33 – Reaching the unreached: putting equity at the heart of immunisation

in page functions

This special session convened representatives from governments, multilateral agencies, civil society, and the private sector to discuss best practices for achieving equity in immunisation and health

UNI42351 copyF

Copyright UNICEF/2005/Indrias Getachew

This special session convened representatives from governments, multilateral agencies, civil society, and the private sector to discuss best practices for achieving equity in immunisation and health.

Dr. Moeti from the WHO opened the session and noted that equity is at the heart of WHO’s mandate and will continue to be part of the post-2015 agenda.

Helen Evans provided a brief overview of how GAVI understands equity from the gender, wealth, and geographic perspectives, and how GAVI is addressing it.

Simon Wright of Save the Children pointed out that the in countries that have high immunisation coverage, engaging communities and community-based organisation has been a key strategy. Moreover, he made the point that immunisation was the flagship for extension of universal healthcare.

Dr. Edmundo Sanchez Cruz from the Ministry of Health in Nicaragua recounted Nicaragua’s experiences in achieving health equity, highlighting the political will to finance immunisation and health services.

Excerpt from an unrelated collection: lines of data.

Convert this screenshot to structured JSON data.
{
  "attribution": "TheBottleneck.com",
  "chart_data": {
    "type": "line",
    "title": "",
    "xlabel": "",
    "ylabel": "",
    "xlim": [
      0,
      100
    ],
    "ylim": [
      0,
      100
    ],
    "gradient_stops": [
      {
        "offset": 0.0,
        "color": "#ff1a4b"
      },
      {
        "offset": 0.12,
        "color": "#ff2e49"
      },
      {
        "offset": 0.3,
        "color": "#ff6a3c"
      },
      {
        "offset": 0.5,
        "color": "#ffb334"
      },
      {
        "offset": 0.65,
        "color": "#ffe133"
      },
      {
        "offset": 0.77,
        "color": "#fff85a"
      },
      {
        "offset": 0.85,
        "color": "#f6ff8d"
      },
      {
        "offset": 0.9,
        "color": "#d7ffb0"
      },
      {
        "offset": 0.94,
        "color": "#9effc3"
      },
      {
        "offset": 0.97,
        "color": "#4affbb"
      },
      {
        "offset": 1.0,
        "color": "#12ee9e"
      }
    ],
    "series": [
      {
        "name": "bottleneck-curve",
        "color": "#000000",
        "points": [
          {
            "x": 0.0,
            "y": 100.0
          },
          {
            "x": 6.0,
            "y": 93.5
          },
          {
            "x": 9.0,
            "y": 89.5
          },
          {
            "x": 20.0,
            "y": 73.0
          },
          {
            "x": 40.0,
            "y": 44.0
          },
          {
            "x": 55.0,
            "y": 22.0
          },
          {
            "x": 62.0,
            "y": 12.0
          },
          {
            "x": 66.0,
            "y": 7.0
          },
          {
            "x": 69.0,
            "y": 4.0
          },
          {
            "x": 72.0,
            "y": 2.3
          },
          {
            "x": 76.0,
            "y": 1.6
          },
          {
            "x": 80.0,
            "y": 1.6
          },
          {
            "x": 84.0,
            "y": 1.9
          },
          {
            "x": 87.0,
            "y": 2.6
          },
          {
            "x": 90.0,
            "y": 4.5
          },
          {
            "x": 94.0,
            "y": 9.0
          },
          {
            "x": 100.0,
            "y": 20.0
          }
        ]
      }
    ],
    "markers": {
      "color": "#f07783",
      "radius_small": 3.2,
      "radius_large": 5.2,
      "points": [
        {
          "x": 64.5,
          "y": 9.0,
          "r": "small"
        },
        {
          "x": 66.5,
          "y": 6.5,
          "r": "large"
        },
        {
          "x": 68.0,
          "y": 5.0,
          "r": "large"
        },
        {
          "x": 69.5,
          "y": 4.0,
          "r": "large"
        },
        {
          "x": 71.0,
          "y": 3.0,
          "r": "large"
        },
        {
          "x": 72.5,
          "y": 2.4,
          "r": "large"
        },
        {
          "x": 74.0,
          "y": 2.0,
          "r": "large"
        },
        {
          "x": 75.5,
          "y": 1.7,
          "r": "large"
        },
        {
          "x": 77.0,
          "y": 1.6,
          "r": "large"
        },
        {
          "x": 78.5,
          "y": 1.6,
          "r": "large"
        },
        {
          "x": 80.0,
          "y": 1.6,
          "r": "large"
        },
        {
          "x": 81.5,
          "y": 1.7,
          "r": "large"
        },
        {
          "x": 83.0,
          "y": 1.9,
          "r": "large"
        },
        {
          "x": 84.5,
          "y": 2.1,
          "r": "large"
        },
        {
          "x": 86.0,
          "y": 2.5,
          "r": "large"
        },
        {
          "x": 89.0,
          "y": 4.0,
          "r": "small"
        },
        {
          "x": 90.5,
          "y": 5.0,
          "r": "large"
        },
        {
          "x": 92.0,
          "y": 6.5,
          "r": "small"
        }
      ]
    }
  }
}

He also underscored the importance of engaging communities as independent partners.

Adding a pharmaceutical industry perspective, Christophe Weber spoke of GSK’s differential pricing model and stressed the need for research to be funded to develop vaccines for countries that need them.

Finally, Faruque Ahmed spoke of the importance of government-civil society partnerships in advancing equity in Bangladesh and emphasised the power that grassroots organisations such as BRAC in mobilising communities.

Key messages that were highlighted in this session included the strong social and economic rationale for ensuring equity in health and immunisation, and the value of partnerships between different stakeholders to tackle some of the barriers to achieving it.

The session also emphasised the need for national frameworks for local action.

168 million

GAVI-supported vaccine campaigns have resulted in 100 million individuals being immunised against meningitis A and 68 million against yellow fever since 2000.

Meningitis A Conjugate Vaccine Immunizaton Campaign. Joint WHO/UNICEF 2011 Progress Report: January to December 2012. March 2013, p.3 | 2011 data. Yellow Fever Initiative. Joint WHO and UNICEF 2011 Progress Report Nov 2012, p.13, 15. 2012 data: Based on data from Epidemiology of Yellow Fever in the African Region: 2012 report. WHO Regional Office for Africa. April 2013, p.6.

More facts...

close icon

modal window here